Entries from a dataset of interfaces
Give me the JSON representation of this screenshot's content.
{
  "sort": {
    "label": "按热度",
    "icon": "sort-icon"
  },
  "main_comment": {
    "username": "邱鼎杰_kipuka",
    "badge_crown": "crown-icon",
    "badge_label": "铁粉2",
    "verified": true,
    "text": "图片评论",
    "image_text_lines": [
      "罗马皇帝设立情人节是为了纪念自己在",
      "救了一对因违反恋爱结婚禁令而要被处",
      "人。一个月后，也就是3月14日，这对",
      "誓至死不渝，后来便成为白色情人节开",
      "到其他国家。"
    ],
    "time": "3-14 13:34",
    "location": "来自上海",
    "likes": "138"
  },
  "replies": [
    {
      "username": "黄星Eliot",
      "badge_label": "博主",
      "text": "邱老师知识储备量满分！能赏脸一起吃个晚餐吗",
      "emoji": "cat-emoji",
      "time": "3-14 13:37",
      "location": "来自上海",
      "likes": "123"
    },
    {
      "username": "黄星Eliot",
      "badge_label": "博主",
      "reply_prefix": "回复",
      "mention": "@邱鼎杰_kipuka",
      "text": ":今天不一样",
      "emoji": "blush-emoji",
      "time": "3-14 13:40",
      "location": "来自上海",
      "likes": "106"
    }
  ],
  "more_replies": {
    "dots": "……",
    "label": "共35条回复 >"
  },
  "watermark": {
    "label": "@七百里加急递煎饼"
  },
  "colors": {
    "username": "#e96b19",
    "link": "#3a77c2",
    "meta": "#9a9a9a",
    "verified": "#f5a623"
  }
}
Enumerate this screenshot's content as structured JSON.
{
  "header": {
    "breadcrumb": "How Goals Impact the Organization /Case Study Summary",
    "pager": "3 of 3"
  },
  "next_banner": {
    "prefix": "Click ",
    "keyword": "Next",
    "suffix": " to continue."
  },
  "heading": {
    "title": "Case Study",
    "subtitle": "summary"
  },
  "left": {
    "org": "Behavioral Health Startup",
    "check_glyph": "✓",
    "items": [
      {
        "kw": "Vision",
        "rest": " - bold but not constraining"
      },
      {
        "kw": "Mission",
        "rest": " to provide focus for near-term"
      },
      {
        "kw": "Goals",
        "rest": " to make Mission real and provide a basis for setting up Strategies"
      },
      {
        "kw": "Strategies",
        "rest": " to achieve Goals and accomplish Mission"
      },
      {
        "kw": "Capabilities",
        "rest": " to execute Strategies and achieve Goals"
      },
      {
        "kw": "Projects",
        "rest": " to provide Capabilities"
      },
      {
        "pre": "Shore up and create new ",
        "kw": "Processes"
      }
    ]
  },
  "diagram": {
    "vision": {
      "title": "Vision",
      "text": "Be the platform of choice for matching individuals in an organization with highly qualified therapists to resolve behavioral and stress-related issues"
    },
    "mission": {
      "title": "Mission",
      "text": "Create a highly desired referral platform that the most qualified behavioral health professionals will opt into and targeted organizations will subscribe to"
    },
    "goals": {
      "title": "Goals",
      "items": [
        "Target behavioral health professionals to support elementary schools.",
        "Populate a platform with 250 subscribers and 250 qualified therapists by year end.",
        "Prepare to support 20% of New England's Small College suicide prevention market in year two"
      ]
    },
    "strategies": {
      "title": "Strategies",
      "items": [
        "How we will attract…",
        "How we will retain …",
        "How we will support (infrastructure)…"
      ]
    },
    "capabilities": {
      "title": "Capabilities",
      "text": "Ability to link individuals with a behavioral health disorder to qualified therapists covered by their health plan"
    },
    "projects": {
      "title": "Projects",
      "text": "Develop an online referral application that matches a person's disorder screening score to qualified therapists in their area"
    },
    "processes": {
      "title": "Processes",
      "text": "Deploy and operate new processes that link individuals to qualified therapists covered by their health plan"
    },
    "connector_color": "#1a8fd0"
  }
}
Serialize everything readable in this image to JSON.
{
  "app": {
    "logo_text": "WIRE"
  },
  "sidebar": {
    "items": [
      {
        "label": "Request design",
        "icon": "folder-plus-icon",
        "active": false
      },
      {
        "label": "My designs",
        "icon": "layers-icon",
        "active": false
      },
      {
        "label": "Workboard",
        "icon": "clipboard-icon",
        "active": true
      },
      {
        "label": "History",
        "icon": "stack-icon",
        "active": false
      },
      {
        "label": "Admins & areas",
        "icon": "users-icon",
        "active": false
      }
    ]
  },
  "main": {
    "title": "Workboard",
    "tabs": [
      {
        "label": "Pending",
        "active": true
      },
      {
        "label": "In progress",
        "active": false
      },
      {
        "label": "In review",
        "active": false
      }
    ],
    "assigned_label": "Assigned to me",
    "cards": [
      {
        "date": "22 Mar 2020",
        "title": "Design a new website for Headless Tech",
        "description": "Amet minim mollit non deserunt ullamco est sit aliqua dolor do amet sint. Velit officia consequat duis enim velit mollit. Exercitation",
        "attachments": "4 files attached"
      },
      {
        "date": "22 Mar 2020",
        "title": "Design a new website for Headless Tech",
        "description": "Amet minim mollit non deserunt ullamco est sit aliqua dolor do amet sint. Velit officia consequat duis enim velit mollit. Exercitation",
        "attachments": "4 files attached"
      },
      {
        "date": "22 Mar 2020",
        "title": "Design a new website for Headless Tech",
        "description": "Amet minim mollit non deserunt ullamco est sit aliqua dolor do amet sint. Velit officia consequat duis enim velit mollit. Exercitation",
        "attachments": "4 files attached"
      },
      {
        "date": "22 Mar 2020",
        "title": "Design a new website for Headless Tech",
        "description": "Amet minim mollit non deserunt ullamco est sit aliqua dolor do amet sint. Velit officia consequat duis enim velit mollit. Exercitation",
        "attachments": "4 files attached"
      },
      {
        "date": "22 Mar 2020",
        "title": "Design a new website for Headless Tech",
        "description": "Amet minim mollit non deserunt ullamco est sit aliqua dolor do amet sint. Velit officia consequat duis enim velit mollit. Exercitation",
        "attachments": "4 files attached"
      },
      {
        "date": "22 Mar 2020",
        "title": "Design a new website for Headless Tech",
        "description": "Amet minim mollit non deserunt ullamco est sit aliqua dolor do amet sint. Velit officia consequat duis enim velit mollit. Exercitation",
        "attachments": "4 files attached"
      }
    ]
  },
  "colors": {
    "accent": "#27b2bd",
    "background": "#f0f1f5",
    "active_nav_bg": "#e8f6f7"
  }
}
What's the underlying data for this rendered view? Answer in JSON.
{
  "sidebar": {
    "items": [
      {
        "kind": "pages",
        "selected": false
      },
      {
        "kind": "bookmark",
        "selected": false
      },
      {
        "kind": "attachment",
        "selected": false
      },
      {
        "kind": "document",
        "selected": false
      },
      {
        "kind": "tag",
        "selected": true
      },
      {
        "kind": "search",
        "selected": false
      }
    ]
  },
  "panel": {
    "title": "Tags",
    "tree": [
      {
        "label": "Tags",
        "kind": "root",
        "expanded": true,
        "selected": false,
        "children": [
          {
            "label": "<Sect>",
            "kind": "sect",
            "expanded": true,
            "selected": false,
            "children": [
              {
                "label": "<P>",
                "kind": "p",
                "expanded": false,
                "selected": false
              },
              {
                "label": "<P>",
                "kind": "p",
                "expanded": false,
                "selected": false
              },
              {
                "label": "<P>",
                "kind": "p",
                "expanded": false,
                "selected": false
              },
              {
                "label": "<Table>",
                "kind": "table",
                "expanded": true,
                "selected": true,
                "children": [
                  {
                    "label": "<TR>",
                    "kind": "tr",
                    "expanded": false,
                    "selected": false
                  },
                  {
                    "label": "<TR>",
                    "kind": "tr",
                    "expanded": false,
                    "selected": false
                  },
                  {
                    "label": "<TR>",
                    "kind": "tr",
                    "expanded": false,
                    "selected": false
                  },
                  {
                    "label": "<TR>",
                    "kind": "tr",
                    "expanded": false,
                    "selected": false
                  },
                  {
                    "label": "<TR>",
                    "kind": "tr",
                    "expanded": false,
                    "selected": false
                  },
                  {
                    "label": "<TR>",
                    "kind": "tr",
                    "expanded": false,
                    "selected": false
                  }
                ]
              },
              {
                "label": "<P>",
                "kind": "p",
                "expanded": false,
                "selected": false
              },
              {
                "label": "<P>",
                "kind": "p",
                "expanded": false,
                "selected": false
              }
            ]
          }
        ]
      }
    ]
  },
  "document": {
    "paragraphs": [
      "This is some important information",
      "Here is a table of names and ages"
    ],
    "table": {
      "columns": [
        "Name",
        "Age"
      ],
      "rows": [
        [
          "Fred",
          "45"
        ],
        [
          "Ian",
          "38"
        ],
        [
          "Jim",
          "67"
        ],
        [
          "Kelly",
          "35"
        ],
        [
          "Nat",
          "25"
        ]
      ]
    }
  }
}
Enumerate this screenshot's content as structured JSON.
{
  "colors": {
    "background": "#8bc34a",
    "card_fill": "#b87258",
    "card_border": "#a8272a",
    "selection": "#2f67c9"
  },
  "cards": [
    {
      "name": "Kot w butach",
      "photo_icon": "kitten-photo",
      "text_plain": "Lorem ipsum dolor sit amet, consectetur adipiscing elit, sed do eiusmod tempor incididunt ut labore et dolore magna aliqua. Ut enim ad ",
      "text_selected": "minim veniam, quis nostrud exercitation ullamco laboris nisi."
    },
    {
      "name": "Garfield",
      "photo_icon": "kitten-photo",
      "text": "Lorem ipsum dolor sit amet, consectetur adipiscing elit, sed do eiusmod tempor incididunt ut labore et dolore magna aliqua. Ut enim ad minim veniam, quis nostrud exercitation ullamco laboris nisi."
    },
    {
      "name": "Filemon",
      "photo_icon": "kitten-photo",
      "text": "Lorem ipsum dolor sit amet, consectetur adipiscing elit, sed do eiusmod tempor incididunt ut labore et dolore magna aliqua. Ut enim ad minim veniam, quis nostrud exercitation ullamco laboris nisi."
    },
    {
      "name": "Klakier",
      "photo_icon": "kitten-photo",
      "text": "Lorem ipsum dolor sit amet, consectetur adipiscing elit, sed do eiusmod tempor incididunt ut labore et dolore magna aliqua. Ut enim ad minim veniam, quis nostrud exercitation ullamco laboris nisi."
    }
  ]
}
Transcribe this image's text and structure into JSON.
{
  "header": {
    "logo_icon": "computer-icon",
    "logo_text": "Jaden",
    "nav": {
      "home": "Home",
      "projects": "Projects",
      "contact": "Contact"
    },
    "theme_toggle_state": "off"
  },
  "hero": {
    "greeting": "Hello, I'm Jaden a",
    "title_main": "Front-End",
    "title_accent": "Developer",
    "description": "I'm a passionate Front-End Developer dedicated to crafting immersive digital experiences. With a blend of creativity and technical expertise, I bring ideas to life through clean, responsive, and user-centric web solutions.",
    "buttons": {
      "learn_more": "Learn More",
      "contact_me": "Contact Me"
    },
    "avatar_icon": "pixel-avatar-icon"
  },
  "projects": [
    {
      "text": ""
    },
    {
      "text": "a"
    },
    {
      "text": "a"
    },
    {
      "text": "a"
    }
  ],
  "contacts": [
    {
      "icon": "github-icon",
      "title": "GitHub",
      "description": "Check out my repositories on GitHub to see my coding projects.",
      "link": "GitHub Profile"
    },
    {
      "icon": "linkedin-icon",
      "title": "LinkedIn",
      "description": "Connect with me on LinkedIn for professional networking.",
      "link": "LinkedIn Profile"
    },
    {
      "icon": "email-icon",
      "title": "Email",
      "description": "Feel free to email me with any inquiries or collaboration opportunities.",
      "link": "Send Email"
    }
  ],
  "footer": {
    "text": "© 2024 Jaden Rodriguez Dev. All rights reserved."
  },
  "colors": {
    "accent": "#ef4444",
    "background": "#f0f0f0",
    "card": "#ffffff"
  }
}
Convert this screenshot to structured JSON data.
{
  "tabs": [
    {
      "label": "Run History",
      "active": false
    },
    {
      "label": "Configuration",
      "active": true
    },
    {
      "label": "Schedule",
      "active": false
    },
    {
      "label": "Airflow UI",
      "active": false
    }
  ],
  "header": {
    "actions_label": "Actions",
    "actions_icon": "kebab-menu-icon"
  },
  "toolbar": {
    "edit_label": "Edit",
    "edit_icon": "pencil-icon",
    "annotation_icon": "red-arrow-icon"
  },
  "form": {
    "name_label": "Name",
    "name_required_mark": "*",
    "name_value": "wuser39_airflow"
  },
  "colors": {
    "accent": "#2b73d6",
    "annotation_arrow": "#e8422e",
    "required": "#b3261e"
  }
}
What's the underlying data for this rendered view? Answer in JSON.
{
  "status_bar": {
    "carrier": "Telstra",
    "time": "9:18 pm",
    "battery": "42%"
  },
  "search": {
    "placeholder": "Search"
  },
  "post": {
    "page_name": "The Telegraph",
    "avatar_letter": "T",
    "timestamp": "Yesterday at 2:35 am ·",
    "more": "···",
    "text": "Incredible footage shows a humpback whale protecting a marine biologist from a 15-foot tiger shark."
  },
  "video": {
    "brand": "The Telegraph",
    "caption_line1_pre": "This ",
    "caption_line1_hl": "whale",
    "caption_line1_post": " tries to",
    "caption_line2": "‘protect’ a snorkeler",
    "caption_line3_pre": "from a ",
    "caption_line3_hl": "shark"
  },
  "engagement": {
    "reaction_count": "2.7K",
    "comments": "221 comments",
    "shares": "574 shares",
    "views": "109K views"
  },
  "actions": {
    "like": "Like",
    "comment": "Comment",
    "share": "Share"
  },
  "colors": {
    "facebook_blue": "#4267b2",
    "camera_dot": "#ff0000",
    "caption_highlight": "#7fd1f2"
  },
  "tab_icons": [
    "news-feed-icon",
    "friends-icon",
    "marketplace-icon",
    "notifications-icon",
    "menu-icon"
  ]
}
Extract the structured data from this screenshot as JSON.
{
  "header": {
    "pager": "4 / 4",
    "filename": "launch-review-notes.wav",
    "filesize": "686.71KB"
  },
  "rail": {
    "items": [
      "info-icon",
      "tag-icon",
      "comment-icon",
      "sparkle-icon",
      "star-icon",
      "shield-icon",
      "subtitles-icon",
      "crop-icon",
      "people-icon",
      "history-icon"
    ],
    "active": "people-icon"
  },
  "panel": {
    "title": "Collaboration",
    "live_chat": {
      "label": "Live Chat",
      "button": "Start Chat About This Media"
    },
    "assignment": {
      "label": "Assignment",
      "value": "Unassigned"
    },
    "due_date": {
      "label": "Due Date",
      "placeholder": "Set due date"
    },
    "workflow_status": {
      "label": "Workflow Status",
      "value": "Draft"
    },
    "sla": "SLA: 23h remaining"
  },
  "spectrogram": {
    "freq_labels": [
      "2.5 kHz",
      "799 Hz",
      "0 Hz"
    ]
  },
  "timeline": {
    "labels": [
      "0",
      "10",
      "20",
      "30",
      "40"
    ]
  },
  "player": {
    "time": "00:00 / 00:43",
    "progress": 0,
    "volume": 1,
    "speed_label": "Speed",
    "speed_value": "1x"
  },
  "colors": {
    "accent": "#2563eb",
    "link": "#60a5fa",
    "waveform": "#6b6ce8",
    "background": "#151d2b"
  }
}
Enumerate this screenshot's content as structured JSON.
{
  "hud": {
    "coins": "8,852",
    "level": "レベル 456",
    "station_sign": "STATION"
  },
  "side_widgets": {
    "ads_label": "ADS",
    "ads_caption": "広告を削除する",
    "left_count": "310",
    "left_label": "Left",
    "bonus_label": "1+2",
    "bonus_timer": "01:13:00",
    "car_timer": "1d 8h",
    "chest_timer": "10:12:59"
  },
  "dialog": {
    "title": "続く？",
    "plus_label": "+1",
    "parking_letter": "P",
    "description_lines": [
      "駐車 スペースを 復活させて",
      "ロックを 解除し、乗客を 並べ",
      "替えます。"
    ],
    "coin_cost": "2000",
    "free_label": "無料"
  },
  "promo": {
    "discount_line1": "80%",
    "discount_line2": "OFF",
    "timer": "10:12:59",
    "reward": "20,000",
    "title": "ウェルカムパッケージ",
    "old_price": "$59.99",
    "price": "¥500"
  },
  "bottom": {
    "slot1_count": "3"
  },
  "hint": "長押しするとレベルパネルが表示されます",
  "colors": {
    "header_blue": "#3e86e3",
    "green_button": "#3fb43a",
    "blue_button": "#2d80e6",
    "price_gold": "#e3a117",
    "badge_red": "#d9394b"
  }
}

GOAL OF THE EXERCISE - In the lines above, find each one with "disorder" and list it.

EXERCISE RESPONSE -
      "text": "Ability to link individuals with a behavioral health disorder to qualified therapists covered by their health plan"
      "text": "Develop an online referral application that matches a person's disorder screening score to qualified therapists in their area"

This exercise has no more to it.